Blog Posts

United Personnel Employee Spotlight

Tricia Canavan, President: Dedicated, Engaged, and Caring

It’s accurate to say that Tricia was born into United Personnel. After all, her parents founded the business in 1984, so she has had plenty of exposure to it starting as a teenager. After a career mix of nonprofit management, education and human resources work, she came back to United to lead the company when her mother decided to retire. She saw it as an opportunity to help both clients and candidates and as a way to make an impact in the community.

Are You Experiencing Job Burnout? Here’s How to Tell.

Burnout is a relatively common type of job stress. It can manifest in mental, emotional and even physical exhaustion. It’s often combined with uncertainties about your abilities and the value of your work.

Look at the symptoms of burnout. If you find that you are experiencing it, you need to face it and deal with it before it becomes a major health issue.

You could be experiencing job burnout if you have any of these symptoms:

Should You Be Using a Skills-Based Resume?

For many years, job hunters have been using a resume that lists their work experiences in a reverse-chronological format. It made sense: Show a prospective employer where you have worked and what your duties were, and start with the most recent.

But what about those fresh graduates who have no experience to list? Or the candidate whose goal is to change careers? Outlining their experiences will not necessarily show the hiring manager that they could be a good fit for the company.

Why You Should be Conducting Reference Checks

It’s a sad reality of hiring: Some candidates are guilty of fudging on their resumes, and others are flat-out lying. In many of these cases, no real harm is done by these embellishments or by the start- and end-date manipulations that applicants use to hide gaps in their employment history. The problem is employers have no way of knowing if these are little white lies or the fraudulent kind that could get them embroiled in a costly lawsuit.

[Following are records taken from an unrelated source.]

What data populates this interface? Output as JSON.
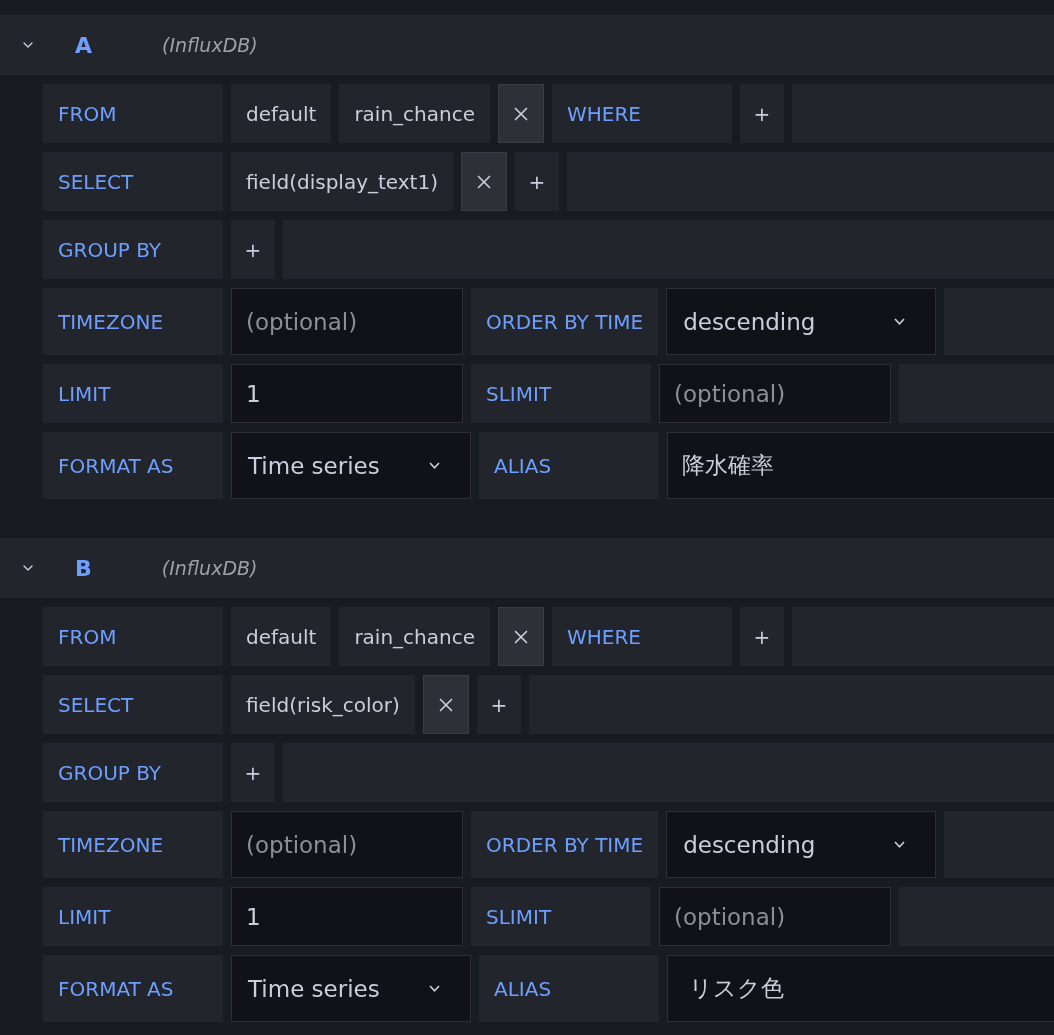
{
  "queries": [
    {
      "letter": "A",
      "datasource": "(InfluxDB)",
      "expanded": true,
      "rows": [
        {
          "parts": [
            {
              "kind": "label",
              "text": "FROM"
            },
            {
              "kind": "segment",
              "text": "default"
            },
            {
              "kind": "segment",
              "text": "rain_chance"
            },
            {
              "kind": "remove"
            },
            {
              "kind": "label",
              "text": "WHERE"
            },
            {
              "kind": "add",
              "text": "+"
            },
            {
              "kind": "filler"
            }
          ]
        },
        {
          "parts": [
            {
              "kind": "label",
              "text": "SELECT"
            },
            {
              "kind": "segment",
              "text": "field(display_text1)"
            },
            {
              "kind": "remove"
            },
            {
              "kind": "add",
              "text": "+"
            },
            {
              "kind": "filler"
            }
          ]
        },
        {
          "parts": [
            {
              "kind": "label",
              "text": "GROUP BY"
            },
            {
              "kind": "add",
              "text": "+"
            },
            {
              "kind": "filler"
            }
          ]
        },
        {
          "parts": [
            {
              "kind": "label",
              "text": "TIMEZONE"
            },
            {
              "kind": "input",
              "placeholder": "(optional)"
            },
            {
              "kind": "label",
              "text": "ORDER BY TIME"
            },
            {
              "kind": "select",
              "value": "descending"
            },
            {
              "kind": "filler"
            }
          ]
        },
        {
          "parts": [
            {
              "kind": "label",
              "text": "LIMIT"
            },
            {
              "kind": "input",
              "value": "1"
            },
            {
              "kind": "label",
              "text": "SLIMIT"
            },
            {
              "kind": "input",
              "placeholder": "(optional)"
            },
            {
              "kind": "filler"
            }
          ]
        },
        {
          "parts": [
            {
              "kind": "label",
              "text": "FORMAT AS"
            },
            {
              "kind": "select",
              "value": "Time series"
            },
            {
              "kind": "label",
              "text": "ALIAS"
            },
            {
              "kind": "wide-input",
              "value": "降水確率"
            },
            {
              "kind": "filler"
            }
          ]
        }
      ]
    },
    {
      "letter": "B",
      "datasource": "(InfluxDB)",
      "expanded": true,
      "rows": [
        {
          "parts": [
            {
              "kind": "label",
              "text": "FROM"
            },
            {
              "kind": "segment",
              "text": "default"
            },
            {
              "kind": "segment",
              "text": "rain_chance"
            },
            {
              "kind": "remove"
            },
            {
              "kind": "label",
              "text": "WHERE"
            },
            {
              "kind": "add",
              "text": "+"
            },
            {
              "kind": "filler"
            }
          ]
        },
        {
          "parts": [
            {
              "kind": "label",
              "text": "SELECT"
            },
            {
              "kind": "segment",
              "text": "field(risk_color)"
            },
            {
              "kind": "remove"
            },
            {
              "kind": "add",
              "text": "+"
            },
            {
              "kind": "filler"
            }
          ]
        },
        {
          "parts": [
            {
              "kind": "label",
              "text": "GROUP BY"
            },
            {
              "kind": "add",
              "text": "+"
            },
            {
              "kind": "filler"
            }
          ]
        },
        {
          "parts": [
            {
              "kind": "label",
              "text": "TIMEZONE"
            },
            {
              "kind": "input",
              "placeholder": "(optional)"
            },
            {
              "kind": "label",
              "text": "ORDER BY TIME"
            },
            {
              "kind": "select",
              "value": "descending"
            },
            {
              "kind": "filler"
            }
          ]
        },
        {
          "parts": [
            {
              "kind": "label",
              "text": "LIMIT"
            },
            {
              "kind": "input",
              "value": "1"
            },
            {
              "kind": "label",
              "text": "SLIMIT"
            },
            {
              "kind": "input",
              "placeholder": "(optional)"
            },
            {
              "kind": "filler"
            }
          ]
        },
        {
          "parts": [
            {
              "kind": "label",
              "text": "FORMAT AS"
            },
            {
              "kind": "select",
              "value": "Time series"
            },
            {
              "kind": "label",
              "text": "ALIAS"
            },
            {
              "kind": "wide-input",
              "value": " リスク色"
            },
            {
              "kind": "filler"
            }
          ]
        }
      ]
    }
  ]
}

How to Balance Productivity and Fun in the Workplace

They call it work for a reason. Your employers expect you to work hard and be productive. After all, that’s what they pay you to do.

On the other hand, there are no rules, written or unwritten, that prohibit you from being productive and having fun at your workplace. Your eight- or ten-hour days can be stressful for you and your team. Lightening things up will make your days flow smoothly and help you be more productive.

Here are a few things you can try:

Make friends

Tips for Hiring the Best Candidate, Not Just Someone Who Interviews Well

If you have been hiring for any length of time, you’ve probably seen and heard it all. So let’s narrow this down a bit and call it a tale of two candidates. This story will likely sound familiar.

Candidate one, Joe, is smooth—real smooth. You can ask him any question, and he fires back a well-prepared answer. He’s a sharp dresser with a firm handshake, and he has been saying all the right things. He seems like the kind of young man who makes friends easily and, despite your vow to always be objective, you come away from the interview liking him yourself.

Strategies for Improving Workplace Communication

Good communication in the workplace is the key to everyone on your team feeling heard and understood. Without it, both you and your workers can feel frustrated, isolated and misunderstood, while morale suffers. With it, however, you’ll have an environment in which people can engage and exchange feedback because there is clear and effective two-way communication.

How to Become an Indispensable Employee

Nobody is indispensable (or so they say). When an exceptional worker leaves, someone will eventually step in and take over the duties of that departed employee. Life goes on.

Well, if that’s the case, why do companies often go to great lengths to retain their superstars by offering top wages, bonuses and promotions as incentives to stay? Someone thinks they are indispensable—or at least all but impossible to replace!

Do your managers see you as indispensable? Do you ever wish they did?